Top Ear

Grynyuk, Gould and Gulda

Leave a comment

Jeremy Lee writes

This is a very intelligently programmed release.  If there were two pianistic mavericks in the past century that all other pianistic mavericks in the past century had to be measured against, they were Glenn Gould and Friedrich Gulda.  As the booklet notes (written by the pianist himself) keep reminding us, Gulda and Gould forged completely new paths from the routine pianist life cycle:  they rebelled against the music industry, shattered social norms and customs both in terms of their artistry and their personal behaviours, and redefined a “classical music artist” and its role in society and humanities.  Of course, the notes don’t fail to inform us how radically different Gould and Gulda’s compositional paths were.  Gould hated jazz and composed in an academic, austere, distinctly 20th-century musical language;  Gulda was a part-time jazz musician and his works reflect that part of his artistry through a tuneful, relaxing jazz idiom.

So much for biographies.  Sasha Grynyuk proves that he’s no mean musician as well, infusing all the works with rhythmic vitality and textural clarity.  In Gulda’s Play Piano Play (subtitled 10 Übungsstücke für Yoko (Lennon)), which I believe is the first-ever integral recording, Grynyuk’s light, luminous touch, delicate, finely-graded hues in the pianissimi, and sparse yet minutely and accurately judged use of pedal makes it sound cleaner, crisper, clearer and cooler than Hamelin’s recordings of No. 1, 4 and 5 on Hyperion, yet some listeners (myself included) may harbour a slight preference for Hamelin’s inimitably smooth and supple phrasing, darker and warmer sonority, effortless technical facility, and an utterly idiomatic jazz feel, an X-factor that is something Grynyuk, though certainly accomplished and well-versed in the jazz idiom, doesn’t really approach.

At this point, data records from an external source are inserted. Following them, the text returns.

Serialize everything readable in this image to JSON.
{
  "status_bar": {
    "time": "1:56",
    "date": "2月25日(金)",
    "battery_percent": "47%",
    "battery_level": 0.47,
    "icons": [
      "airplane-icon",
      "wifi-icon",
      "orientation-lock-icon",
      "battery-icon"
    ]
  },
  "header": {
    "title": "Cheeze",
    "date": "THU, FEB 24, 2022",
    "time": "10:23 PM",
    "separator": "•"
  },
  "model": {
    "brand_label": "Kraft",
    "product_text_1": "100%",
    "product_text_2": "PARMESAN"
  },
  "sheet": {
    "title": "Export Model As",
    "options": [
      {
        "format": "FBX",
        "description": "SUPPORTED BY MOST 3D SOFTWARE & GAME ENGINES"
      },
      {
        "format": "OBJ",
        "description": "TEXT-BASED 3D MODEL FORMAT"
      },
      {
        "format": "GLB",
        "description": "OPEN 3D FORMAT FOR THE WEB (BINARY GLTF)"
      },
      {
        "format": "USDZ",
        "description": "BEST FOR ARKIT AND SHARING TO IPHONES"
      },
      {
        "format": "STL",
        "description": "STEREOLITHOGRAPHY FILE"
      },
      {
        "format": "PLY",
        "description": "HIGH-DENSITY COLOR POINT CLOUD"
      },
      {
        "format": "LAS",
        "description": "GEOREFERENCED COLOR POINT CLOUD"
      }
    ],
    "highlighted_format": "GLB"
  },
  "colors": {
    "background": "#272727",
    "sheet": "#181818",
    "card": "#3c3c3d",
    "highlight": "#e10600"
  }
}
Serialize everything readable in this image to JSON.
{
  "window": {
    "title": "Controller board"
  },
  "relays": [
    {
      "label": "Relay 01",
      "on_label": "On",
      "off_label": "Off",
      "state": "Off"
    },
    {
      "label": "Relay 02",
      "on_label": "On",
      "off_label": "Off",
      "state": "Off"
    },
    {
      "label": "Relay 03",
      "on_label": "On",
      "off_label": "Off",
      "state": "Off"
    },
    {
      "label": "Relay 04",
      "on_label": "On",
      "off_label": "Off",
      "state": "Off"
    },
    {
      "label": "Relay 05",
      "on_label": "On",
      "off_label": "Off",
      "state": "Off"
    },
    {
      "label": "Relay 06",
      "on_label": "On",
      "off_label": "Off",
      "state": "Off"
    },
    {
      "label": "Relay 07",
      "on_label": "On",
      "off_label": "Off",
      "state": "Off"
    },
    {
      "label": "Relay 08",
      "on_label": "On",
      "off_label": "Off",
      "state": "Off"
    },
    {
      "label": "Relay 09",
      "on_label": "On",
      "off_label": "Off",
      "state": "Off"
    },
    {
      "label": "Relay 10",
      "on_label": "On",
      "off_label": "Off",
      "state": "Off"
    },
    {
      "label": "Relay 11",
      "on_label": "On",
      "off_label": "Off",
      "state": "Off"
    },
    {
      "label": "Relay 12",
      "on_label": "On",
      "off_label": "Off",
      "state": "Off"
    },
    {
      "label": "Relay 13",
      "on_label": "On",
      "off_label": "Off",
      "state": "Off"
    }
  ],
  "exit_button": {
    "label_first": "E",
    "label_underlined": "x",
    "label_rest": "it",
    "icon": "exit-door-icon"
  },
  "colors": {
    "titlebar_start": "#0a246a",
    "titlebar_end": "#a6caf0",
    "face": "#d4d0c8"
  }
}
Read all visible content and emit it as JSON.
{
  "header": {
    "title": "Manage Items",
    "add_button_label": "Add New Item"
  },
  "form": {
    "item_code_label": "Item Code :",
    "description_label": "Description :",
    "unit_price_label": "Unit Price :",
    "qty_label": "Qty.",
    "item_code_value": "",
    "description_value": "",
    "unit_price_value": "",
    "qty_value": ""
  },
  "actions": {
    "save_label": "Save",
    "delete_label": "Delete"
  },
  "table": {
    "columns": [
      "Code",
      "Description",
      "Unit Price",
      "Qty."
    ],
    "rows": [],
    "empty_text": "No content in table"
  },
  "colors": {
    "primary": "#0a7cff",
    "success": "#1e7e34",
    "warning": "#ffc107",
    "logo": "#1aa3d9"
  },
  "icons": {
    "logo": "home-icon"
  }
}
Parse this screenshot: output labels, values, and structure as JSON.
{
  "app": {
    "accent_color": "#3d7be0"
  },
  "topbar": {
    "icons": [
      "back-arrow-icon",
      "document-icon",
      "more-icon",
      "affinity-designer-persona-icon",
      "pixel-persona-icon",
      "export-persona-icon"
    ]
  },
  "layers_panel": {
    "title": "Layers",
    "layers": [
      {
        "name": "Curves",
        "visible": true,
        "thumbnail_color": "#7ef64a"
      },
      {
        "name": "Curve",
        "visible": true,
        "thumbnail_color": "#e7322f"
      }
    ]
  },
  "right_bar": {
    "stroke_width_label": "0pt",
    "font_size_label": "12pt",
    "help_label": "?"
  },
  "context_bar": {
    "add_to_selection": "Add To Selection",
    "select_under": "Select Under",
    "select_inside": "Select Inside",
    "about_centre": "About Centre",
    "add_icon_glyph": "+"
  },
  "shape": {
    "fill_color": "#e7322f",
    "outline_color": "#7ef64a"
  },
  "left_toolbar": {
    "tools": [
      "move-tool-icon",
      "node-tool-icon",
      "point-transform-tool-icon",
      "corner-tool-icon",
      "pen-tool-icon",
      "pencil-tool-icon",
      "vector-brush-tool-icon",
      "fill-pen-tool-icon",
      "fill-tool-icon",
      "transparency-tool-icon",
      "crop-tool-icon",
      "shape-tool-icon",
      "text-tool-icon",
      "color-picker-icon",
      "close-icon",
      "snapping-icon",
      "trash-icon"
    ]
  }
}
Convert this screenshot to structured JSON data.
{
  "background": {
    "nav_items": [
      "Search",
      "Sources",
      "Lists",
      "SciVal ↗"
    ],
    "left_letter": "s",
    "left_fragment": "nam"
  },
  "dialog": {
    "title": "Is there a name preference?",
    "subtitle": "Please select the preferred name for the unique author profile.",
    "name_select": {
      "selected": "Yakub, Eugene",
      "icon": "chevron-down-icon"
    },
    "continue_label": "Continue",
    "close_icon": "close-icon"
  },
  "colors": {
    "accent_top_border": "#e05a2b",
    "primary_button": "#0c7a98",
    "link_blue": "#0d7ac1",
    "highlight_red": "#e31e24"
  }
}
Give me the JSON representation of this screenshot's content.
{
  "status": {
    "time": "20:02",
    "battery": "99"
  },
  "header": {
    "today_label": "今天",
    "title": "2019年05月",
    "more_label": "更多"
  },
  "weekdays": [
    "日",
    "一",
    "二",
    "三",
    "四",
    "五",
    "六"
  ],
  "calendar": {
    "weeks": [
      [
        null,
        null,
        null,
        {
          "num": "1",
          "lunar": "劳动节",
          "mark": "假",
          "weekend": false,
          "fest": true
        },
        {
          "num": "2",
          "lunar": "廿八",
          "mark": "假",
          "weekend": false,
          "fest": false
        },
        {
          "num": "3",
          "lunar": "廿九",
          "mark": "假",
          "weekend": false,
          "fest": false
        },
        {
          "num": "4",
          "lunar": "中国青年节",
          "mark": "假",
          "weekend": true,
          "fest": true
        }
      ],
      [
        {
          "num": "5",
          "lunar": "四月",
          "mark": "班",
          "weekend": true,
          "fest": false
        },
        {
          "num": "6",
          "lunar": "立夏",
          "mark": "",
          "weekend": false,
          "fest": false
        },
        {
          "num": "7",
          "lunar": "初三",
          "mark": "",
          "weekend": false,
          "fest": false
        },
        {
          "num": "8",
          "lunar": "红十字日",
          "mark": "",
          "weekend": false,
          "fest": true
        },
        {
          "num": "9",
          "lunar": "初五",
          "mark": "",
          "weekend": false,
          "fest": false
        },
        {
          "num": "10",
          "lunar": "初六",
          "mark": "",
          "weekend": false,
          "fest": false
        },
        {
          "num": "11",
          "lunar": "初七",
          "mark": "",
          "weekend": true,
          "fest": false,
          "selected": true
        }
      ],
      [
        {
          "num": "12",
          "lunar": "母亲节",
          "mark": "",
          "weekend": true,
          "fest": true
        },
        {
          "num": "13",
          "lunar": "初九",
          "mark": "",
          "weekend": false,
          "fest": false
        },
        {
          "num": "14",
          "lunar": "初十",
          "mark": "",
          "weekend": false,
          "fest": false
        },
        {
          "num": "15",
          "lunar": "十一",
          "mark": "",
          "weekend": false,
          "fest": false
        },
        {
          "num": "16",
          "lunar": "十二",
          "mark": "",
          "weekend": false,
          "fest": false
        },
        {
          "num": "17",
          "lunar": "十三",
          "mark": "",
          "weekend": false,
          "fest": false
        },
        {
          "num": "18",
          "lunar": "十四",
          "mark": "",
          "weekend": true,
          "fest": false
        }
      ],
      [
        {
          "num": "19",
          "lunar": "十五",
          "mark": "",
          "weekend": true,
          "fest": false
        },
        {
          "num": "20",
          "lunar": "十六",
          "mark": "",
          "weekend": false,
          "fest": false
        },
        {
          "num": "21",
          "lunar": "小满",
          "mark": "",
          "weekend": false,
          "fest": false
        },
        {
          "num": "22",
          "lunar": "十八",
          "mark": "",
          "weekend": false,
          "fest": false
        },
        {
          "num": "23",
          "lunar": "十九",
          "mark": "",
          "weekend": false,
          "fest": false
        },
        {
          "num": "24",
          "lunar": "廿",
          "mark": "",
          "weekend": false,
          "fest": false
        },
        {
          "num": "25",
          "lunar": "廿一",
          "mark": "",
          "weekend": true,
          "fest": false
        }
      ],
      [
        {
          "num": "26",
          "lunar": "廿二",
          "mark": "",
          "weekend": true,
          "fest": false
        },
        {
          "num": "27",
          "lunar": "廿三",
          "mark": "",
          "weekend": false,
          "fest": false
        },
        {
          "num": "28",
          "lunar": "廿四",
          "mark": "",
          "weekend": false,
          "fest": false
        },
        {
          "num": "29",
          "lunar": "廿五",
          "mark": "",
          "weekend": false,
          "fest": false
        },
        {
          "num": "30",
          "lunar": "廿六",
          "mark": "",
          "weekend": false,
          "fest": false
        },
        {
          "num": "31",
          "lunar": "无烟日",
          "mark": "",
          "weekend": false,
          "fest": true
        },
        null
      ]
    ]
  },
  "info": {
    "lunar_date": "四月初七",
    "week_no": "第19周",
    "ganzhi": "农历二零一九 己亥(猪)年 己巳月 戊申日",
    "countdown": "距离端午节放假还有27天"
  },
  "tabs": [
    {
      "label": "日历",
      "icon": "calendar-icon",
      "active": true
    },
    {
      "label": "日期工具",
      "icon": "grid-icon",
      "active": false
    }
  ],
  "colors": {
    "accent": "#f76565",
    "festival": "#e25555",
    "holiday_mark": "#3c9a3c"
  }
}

However, in the other numbers, Grynyuk is pretty much his own man.  He invests much color and drive in the suavely shifting harmonies of the Second, guides us through the austerity of the Third with absolute focus, unleashes torrents of rapid repeated notes and runs in the toccata-like Sixth, pointing towards his considerable technique (but is his tempo really a “Presto Possible”–as fast as possible?), injects the Chopinesque Seventh with effortless lyricism, solidly dispatching the largely chordal, sometimes fugal Eighth (a style pronounced in Gulda’s other works such as For Rico), effortlessly negotiating the Ninth’s tricky left-hand ostinato and catchy, repetitive melody (though Gulda seems to have run out of ideas on how to land the plane at the very end), and putting some musical sense into the odd (and oddly unsatisfying) Tenth.  At any rate, despite the fact that the quality of the pieces vary, it’s a crime that the gems in this series–tuneful, catchy, entertaining–aren’t played more often, at least in encores.

Glenn Gould’s works, however, are not as tuneful, catchy, or entertaining.  Gould’s atonal short pieces (generally lasting around a minute each) resemble those by the Second Viennese School in terms of harmony, texture and brevity, while the Piano Sonata’s highly advanced tonality (i.e. very ambiguous, though occasionally some tonalities are established) resembles late Shostakovich.  Only the famous So You Want to Write a Fugue?, here arranged by Grynyuk for piano, is largely tonal, yet without the wacky lyrics of the original, a dimension of the work’s meaning is lost.  Grynyuk seems to be convinced by Gould’s idiom as he renders the works with considerable enthusiasm;  I must confess that I was not particularly won over.

Piano Classics has yet again delivered a recording of considerable realism and clarity, capturing the bright-sounding tone of the Yamaha used without a shred of harshness or glare.  If I have a slight complaint it concerns the rather short playing time of 54:38:  surely Gulda’s Prelude and Fugue, and/or For Rico/Paul, could have filled in the space.  Nevertheless, and despite the reservations I have for Gould’s music, this is an album to cherish for the Gulda alone.

Details

  • Album name:  Sasha Grynyuk plays Gould and Gulda
  • Performers:  Sasha Grynyuk (piano)
  • Label:  Piano Classics PCL0043
  • Sonics:  Stereo DDD
  • Total playing time:  54:38
Advertisements

Author: Top Ear

Musical hooligans.

Leave a Reply

Fill in your details below or click an icon to log in:

WordPress.com Logo

You are commenting using your WordPress.com account. Log Out / Change )

Twitter picture

You are commenting using your Twitter account. Log Out / Change )

Facebook photo

You are commenting using your Facebook account. Log Out / Change )

Google+ photo

You are commenting using your Google+ account. Log Out / Change )

Connecting to %s